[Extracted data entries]
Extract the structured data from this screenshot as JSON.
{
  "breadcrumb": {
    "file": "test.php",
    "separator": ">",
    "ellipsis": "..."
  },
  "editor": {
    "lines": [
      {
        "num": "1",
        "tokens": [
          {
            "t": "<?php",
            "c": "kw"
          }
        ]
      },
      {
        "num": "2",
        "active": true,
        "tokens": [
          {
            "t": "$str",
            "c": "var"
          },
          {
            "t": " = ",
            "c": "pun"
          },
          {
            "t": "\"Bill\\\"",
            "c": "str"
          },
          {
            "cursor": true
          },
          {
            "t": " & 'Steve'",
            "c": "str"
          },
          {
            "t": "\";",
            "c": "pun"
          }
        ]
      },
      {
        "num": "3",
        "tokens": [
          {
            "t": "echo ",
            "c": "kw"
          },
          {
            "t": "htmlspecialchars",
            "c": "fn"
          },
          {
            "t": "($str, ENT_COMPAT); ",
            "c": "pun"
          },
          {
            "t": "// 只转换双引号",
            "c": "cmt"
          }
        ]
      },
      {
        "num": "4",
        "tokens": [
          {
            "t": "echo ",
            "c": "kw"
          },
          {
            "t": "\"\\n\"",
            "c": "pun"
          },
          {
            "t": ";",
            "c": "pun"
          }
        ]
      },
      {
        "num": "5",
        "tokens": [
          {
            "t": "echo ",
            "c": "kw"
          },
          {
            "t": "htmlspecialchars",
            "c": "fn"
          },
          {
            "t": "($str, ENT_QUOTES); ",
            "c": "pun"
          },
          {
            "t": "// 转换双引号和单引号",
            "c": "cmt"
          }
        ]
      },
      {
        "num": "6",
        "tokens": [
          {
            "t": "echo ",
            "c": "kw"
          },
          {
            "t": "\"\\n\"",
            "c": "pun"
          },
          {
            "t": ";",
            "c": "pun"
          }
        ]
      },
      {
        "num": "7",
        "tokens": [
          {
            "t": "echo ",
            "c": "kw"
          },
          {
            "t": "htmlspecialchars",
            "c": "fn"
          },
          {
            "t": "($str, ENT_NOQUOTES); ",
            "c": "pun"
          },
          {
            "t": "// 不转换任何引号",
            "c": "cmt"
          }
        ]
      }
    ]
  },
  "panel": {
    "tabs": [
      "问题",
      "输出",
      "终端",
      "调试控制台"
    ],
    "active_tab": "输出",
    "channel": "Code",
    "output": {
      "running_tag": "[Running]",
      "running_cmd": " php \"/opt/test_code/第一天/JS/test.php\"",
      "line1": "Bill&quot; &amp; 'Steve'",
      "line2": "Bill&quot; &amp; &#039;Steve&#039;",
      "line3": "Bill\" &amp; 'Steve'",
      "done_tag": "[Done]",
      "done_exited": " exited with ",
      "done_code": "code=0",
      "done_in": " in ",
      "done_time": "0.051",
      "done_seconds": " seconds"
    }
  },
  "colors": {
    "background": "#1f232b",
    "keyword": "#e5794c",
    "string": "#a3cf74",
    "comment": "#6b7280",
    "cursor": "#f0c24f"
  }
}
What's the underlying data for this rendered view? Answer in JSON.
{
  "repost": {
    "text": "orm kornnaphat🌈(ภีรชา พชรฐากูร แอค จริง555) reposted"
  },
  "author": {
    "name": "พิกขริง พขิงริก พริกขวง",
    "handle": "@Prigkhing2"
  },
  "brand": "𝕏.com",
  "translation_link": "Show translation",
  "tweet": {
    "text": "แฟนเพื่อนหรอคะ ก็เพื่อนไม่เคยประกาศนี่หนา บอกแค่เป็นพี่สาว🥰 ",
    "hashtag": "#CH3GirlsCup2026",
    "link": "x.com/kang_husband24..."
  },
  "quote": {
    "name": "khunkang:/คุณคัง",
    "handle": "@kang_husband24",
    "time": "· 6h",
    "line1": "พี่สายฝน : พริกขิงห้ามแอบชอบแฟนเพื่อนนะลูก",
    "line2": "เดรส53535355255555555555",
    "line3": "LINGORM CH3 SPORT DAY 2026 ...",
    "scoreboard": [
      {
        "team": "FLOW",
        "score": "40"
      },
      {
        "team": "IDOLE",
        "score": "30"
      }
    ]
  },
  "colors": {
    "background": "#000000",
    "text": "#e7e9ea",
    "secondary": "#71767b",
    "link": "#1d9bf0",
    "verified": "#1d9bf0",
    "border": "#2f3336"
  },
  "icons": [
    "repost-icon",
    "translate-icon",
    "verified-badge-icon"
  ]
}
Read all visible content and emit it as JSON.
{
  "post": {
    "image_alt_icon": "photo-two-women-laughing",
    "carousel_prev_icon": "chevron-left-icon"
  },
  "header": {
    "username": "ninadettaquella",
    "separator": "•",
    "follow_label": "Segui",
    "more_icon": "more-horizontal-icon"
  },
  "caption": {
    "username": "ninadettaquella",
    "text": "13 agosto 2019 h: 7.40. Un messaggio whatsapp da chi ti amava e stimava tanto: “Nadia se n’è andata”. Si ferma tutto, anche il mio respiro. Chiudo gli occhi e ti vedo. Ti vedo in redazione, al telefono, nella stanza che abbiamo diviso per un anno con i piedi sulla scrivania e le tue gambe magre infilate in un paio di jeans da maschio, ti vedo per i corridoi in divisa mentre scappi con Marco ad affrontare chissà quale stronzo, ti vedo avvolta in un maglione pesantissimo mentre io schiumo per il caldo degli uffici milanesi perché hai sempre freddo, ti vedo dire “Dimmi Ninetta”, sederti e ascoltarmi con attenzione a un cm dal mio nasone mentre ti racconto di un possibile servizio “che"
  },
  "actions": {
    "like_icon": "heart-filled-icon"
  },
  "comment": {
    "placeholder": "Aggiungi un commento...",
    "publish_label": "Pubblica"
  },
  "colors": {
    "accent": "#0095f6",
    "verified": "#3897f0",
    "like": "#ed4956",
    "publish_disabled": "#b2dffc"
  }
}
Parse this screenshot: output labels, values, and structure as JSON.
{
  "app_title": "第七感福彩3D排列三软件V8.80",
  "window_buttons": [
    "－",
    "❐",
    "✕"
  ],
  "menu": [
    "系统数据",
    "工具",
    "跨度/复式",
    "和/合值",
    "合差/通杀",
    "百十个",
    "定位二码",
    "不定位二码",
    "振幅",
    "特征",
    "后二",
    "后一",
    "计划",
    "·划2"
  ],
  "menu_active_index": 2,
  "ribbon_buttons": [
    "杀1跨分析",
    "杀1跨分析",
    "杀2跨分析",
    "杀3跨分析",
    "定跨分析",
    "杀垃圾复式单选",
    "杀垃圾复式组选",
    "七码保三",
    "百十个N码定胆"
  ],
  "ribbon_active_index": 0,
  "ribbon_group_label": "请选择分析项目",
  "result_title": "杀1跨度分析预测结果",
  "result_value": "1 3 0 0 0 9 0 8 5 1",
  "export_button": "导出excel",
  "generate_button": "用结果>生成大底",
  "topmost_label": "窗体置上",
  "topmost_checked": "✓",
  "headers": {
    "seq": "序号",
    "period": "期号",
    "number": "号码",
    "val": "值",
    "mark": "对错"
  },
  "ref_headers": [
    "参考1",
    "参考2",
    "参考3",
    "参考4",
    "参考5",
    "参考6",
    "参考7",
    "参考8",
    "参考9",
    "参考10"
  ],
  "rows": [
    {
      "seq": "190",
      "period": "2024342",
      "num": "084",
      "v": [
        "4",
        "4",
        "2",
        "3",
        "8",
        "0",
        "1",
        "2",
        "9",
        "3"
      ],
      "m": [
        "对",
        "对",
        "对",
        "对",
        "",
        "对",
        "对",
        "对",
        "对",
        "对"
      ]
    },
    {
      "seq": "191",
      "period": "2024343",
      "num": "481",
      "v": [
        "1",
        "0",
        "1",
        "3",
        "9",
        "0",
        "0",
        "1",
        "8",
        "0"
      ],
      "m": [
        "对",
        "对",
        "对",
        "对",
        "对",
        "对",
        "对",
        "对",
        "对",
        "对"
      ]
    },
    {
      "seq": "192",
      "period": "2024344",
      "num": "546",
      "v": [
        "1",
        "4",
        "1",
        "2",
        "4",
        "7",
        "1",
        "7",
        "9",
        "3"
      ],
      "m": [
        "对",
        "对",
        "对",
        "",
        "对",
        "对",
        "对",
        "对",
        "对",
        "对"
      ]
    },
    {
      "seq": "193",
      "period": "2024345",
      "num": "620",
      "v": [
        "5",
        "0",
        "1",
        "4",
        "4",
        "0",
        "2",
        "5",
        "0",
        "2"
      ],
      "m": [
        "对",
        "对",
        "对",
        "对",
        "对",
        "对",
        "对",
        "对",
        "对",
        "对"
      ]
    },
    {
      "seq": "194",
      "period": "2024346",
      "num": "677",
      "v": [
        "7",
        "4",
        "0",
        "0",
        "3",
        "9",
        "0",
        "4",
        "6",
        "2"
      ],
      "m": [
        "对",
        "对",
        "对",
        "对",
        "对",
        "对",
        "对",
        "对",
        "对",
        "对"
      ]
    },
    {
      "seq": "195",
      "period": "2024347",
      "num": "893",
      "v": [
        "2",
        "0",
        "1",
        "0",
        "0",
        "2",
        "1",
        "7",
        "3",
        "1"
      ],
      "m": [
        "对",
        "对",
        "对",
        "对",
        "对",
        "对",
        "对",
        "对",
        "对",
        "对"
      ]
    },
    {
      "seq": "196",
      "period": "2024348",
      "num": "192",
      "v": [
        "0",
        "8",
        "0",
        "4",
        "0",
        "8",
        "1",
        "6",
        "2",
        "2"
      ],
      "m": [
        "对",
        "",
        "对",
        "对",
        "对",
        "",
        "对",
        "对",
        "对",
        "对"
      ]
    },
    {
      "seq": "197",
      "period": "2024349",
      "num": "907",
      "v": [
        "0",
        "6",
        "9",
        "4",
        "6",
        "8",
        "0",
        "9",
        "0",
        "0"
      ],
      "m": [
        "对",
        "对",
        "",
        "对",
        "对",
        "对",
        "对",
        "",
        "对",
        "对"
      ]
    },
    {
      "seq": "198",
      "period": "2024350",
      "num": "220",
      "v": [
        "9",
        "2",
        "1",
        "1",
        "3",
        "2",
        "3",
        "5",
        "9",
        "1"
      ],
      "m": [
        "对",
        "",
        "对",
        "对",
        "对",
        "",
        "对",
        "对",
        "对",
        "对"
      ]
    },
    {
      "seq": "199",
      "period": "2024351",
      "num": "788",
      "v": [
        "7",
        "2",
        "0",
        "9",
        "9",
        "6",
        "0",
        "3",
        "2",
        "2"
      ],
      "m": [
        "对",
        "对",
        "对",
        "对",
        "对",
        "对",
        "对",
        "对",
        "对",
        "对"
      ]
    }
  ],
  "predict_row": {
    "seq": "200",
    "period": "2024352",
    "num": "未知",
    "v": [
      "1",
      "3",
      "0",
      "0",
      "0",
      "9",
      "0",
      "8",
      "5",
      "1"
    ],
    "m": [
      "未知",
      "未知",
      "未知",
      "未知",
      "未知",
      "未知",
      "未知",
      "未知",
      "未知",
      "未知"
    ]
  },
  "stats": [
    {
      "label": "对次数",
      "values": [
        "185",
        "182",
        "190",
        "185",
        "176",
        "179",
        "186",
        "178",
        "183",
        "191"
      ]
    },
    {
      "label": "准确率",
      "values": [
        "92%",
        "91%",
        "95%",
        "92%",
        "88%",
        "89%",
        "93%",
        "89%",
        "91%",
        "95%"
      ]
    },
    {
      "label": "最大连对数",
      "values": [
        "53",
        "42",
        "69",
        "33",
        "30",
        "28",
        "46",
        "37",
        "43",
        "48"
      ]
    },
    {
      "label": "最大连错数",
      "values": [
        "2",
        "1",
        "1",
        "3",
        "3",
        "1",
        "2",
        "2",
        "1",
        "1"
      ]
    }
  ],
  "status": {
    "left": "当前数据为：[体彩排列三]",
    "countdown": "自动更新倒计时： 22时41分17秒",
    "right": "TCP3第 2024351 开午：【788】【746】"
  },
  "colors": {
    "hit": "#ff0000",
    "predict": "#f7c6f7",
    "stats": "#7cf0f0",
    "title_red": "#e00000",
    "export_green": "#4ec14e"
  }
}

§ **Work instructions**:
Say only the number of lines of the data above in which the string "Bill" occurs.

§ **Solution for this task**:
4